→ REQUIRED ACTION
List, from the lines below, each one with "this" in it.

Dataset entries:
++++++++
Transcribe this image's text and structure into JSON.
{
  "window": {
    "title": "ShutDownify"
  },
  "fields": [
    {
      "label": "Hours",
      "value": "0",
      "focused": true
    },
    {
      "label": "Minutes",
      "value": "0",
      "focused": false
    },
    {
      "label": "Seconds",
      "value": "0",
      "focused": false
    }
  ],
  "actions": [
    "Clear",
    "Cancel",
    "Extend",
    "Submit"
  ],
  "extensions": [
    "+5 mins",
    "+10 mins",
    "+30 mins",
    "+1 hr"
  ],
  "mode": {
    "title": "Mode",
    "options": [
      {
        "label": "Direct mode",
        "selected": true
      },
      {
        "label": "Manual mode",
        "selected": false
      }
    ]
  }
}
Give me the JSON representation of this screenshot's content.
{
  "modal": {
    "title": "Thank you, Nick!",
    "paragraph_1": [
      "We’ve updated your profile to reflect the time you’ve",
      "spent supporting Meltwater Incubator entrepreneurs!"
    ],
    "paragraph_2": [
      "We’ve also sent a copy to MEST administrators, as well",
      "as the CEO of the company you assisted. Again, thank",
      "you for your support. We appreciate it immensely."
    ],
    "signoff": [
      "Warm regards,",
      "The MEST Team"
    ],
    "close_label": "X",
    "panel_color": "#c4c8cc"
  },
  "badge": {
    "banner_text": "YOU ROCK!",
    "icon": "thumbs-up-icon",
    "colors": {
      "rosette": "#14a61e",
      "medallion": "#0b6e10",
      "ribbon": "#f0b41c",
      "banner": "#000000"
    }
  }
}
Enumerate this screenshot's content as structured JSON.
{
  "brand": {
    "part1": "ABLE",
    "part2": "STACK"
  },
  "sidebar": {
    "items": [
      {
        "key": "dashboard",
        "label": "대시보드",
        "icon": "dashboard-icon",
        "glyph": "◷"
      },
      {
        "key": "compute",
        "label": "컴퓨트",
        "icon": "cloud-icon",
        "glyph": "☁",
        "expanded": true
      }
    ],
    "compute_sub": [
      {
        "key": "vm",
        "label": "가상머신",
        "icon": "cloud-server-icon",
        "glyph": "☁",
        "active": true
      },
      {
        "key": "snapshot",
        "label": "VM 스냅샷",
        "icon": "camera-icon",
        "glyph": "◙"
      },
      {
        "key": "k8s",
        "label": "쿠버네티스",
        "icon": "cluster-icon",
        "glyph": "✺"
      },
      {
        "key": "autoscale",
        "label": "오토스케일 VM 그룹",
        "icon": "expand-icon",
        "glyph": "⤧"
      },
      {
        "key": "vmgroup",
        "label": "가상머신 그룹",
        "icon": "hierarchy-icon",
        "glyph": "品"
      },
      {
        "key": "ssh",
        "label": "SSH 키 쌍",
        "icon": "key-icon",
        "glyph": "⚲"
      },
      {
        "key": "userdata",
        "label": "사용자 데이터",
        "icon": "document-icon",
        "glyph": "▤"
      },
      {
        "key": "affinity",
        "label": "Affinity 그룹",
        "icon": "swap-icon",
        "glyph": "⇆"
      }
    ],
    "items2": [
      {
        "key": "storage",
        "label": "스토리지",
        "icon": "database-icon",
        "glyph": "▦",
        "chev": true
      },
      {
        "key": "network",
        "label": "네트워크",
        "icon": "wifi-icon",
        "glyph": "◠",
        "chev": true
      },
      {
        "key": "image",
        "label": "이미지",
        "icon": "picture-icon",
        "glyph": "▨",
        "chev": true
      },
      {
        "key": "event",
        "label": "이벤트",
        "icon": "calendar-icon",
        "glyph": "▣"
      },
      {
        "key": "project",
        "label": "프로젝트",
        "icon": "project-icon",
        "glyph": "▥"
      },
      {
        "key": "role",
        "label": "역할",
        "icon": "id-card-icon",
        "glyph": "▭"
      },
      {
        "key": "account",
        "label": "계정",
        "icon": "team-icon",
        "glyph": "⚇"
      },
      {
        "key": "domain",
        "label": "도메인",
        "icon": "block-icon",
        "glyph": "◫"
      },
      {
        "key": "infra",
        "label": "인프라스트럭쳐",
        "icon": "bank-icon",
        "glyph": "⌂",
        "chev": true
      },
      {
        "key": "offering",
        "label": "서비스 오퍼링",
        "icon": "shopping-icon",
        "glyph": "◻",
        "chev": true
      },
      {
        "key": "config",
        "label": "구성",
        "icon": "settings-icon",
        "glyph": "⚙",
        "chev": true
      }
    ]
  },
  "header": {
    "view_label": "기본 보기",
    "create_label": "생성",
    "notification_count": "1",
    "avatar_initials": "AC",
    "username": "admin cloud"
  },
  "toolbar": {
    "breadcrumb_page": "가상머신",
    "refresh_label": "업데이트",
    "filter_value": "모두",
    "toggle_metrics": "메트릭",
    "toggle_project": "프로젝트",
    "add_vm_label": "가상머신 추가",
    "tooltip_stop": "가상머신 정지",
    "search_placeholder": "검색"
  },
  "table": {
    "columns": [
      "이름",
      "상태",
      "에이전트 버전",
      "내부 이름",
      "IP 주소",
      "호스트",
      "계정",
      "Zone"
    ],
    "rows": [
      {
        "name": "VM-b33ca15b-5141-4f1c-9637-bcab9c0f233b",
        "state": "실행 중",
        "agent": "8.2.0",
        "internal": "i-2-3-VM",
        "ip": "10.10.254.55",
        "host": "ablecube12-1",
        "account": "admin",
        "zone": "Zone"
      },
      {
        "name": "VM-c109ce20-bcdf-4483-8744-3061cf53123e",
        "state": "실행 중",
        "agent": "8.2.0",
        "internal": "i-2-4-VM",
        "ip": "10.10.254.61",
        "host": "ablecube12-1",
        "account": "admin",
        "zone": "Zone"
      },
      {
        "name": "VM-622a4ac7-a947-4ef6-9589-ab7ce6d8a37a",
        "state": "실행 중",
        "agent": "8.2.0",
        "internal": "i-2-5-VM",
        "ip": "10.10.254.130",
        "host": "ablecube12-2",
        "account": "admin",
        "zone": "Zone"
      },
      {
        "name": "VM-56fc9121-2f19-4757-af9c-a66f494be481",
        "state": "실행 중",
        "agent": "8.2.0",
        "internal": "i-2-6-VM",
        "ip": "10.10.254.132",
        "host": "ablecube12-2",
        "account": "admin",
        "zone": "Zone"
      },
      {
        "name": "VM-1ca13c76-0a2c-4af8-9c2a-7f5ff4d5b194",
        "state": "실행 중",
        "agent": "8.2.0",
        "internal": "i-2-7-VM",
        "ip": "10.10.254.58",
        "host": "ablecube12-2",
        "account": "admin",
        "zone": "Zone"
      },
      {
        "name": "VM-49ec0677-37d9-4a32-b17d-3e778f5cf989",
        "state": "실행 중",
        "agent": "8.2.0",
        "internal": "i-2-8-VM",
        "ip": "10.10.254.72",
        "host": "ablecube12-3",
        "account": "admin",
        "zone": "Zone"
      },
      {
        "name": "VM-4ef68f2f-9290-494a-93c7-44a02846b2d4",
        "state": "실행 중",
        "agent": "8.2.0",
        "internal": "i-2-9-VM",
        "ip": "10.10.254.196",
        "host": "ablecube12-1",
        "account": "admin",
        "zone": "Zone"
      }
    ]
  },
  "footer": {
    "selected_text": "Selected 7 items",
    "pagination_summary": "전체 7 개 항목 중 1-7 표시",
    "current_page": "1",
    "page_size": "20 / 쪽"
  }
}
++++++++
→ OUTPUT OF THE TASK
Transcribe this image's text and structure into JSON.
Give me the JSON representation of this screenshot's content.
Enumerate this screenshot's content as structured JSON.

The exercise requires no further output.